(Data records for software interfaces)
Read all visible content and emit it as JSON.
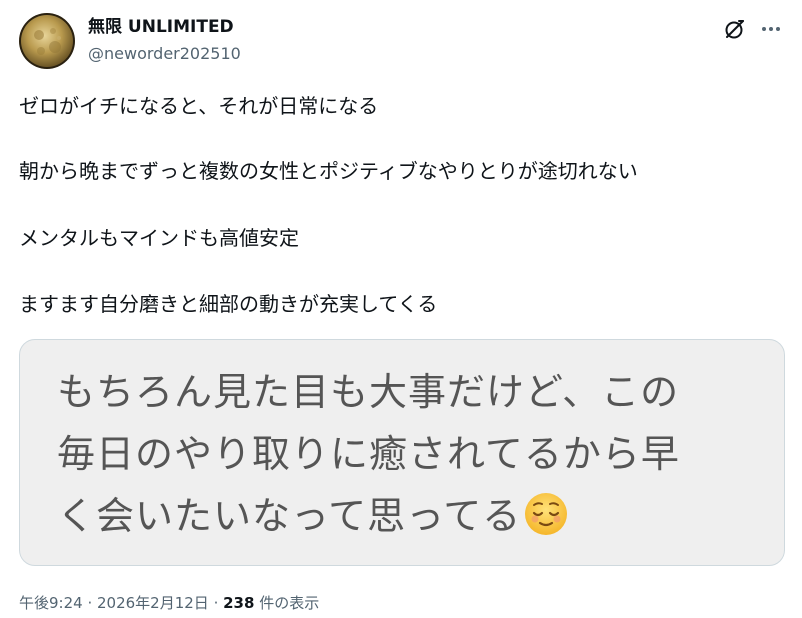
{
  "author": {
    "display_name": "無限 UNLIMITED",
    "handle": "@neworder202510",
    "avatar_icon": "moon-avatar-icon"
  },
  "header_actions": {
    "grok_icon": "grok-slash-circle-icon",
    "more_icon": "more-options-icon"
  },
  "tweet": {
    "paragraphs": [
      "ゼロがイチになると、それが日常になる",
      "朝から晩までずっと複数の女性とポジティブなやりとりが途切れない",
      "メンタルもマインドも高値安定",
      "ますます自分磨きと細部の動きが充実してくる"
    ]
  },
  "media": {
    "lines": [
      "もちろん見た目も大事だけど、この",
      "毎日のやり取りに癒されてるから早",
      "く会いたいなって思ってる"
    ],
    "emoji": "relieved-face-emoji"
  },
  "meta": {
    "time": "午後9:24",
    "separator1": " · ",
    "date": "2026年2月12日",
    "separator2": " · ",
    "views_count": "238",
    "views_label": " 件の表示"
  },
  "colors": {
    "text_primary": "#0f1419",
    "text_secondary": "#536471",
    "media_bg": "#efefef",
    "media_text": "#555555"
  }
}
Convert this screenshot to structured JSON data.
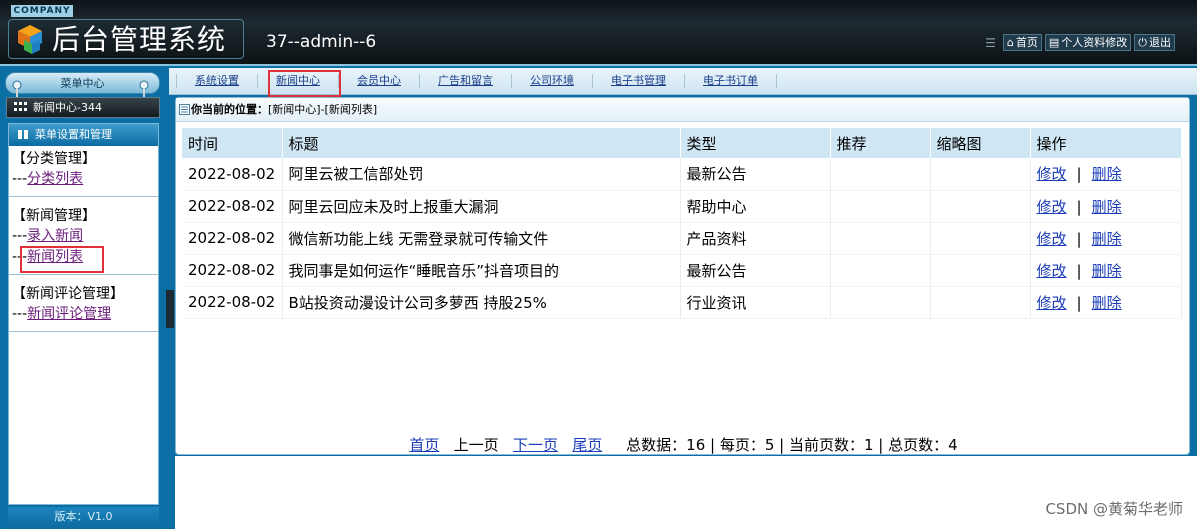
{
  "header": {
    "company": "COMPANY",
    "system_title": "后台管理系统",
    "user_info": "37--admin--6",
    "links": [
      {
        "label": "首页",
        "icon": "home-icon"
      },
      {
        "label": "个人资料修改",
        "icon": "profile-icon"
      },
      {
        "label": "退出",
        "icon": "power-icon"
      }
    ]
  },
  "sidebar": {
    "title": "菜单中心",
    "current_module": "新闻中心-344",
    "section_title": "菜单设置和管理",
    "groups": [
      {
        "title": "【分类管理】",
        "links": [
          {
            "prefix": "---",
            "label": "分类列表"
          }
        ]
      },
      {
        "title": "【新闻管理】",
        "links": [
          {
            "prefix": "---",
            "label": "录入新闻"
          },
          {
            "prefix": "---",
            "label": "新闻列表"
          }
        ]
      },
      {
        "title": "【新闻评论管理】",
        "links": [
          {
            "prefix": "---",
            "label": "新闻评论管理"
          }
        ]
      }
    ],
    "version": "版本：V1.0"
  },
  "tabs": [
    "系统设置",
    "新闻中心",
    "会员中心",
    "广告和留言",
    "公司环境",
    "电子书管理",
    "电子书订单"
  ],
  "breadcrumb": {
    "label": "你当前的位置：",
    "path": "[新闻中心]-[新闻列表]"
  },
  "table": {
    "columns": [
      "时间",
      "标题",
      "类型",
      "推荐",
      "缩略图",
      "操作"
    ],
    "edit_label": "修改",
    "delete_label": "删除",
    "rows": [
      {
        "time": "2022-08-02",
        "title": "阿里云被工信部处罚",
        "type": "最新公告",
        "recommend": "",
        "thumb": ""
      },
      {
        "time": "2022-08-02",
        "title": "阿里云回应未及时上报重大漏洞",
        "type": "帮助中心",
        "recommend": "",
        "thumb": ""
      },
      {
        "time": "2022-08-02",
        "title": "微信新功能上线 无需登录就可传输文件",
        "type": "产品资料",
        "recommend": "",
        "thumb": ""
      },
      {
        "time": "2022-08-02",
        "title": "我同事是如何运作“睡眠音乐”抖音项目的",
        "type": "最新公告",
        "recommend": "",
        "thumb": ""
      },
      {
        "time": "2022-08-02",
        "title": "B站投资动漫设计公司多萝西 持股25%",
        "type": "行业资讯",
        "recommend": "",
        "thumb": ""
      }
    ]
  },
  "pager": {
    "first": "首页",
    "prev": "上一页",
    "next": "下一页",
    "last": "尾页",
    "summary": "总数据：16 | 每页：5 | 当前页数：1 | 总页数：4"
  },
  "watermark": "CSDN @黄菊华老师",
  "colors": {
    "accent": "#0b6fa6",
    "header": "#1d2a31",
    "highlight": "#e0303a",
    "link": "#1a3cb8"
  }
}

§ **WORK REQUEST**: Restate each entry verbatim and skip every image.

§ **WRITTEN REPLY**:
Read all visible content and emit it as JSON.
{
  "author": {
    "display_name": "無限 UNLIMITED",
    "handle": "@neworder202510",
    "avatar_icon": "moon-avatar-icon"
  },
  "header_actions": {
    "grok_icon": "grok-slash-circle-icon",
    "more_icon": "more-options-icon"
  },
  "tweet": {
    "paragraphs": [
      "ゼロがイチになると、それが日常になる",
      "朝から晩までずっと複数の女性とポジティブなやりとりが途切れない",
      "メンタルもマインドも高値安定",
      "ますます自分磨きと細部の動きが充実してくる"
    ]
  },
  "media": {
    "lines": [
      "もちろん見た目も大事だけど、この",
      "毎日のやり取りに癒されてるから早",
      "く会いたいなって思ってる"
    ],
    "emoji": "relieved-face-emoji"
  },
  "meta": {
    "time": "午後9:24",
    "separator1": " · ",
    "date": "2026年2月12日",
    "separator2": " · ",
    "views_count": "238",
    "views_label": " 件の表示"
  },
  "colors": {
    "text_primary": "#0f1419",
    "text_secondary": "#536471",
    "media_bg": "#efefef",
    "media_text": "#555555"
  }
}
Convert this screenshot to structured JSON data.
{
  "header": {
    "company": "COMPANY",
    "system_title": "后台管理系统",
    "user_info": "37--admin--6",
    "links": [
      {
        "label": "首页",
        "icon": "home-icon"
      },
      {
        "label": "个人资料修改",
        "icon": "profile-icon"
      },
      {
        "label": "退出",
        "icon": "power-icon"
      }
    ]
  },
  "sidebar": {
    "title": "菜单中心",
    "current_module": "新闻中心-344",
    "section_title": "菜单设置和管理",
    "groups": [
      {
        "title": "【分类管理】",
        "links": [
          {
            "prefix": "---",
            "label": "分类列表"
          }
        ]
      },
      {
        "title": "【新闻管理】",
        "links": [
          {
            "prefix": "---",
            "label": "录入新闻"
          },
          {
            "prefix": "---",
            "label": "新闻列表"
          }
        ]
      },
      {
        "title": "【新闻评论管理】",
        "links": [
          {
            "prefix": "---",
            "label": "新闻评论管理"
          }
        ]
      }
    ],
    "version": "版本：V1.0"
  },
  "tabs": [
    "系统设置",
    "新闻中心",
    "会员中心",
    "广告和留言",
    "公司环境",
    "电子书管理",
    "电子书订单"
  ],
  "breadcrumb": {
    "label": "你当前的位置：",
    "path": "[新闻中心]-[新闻列表]"
  },
  "table": {
    "columns": [
      "时间",
      "标题",
      "类型",
      "推荐",
      "缩略图",
      "操作"
    ],
    "edit_label": "修改",
    "delete_label": "删除",
    "rows": [
      {
        "time": "2022-08-02",
        "title": "阿里云被工信部处罚",
        "type": "最新公告",
        "recommend": "",
        "thumb": ""
      },
      {
        "time": "2022-08-02",
        "title": "阿里云回应未及时上报重大漏洞",
        "type": "帮助中心",
        "recommend": "",
        "thumb": ""
      },
      {
        "time": "2022-08-02",
        "title": "微信新功能上线 无需登录就可传输文件",
        "type": "产品资料",
        "recommend": "",
        "thumb": ""
      },
      {
        "time": "2022-08-02",
        "title": "我同事是如何运作“睡眠音乐”抖音项目的",
        "type": "最新公告",
        "recommend": "",
        "thumb": ""
      },
      {
        "time": "2022-08-02",
        "title": "B站投资动漫设计公司多萝西 持股25%",
        "type": "行业资讯",
        "recommend": "",
        "thumb": ""
      }
    ]
  },
  "pager": {
    "first": "首页",
    "prev": "上一页",
    "next": "下一页",
    "last": "尾页",
    "summary": "总数据：16 | 每页：5 | 当前页数：1 | 总页数：4"
  },
  "watermark": "CSDN @黄菊华老师",
  "colors": {
    "accent": "#0b6fa6",
    "header": "#1d2a31",
    "highlight": "#e0303a",
    "link": "#1a3cb8"
  }
}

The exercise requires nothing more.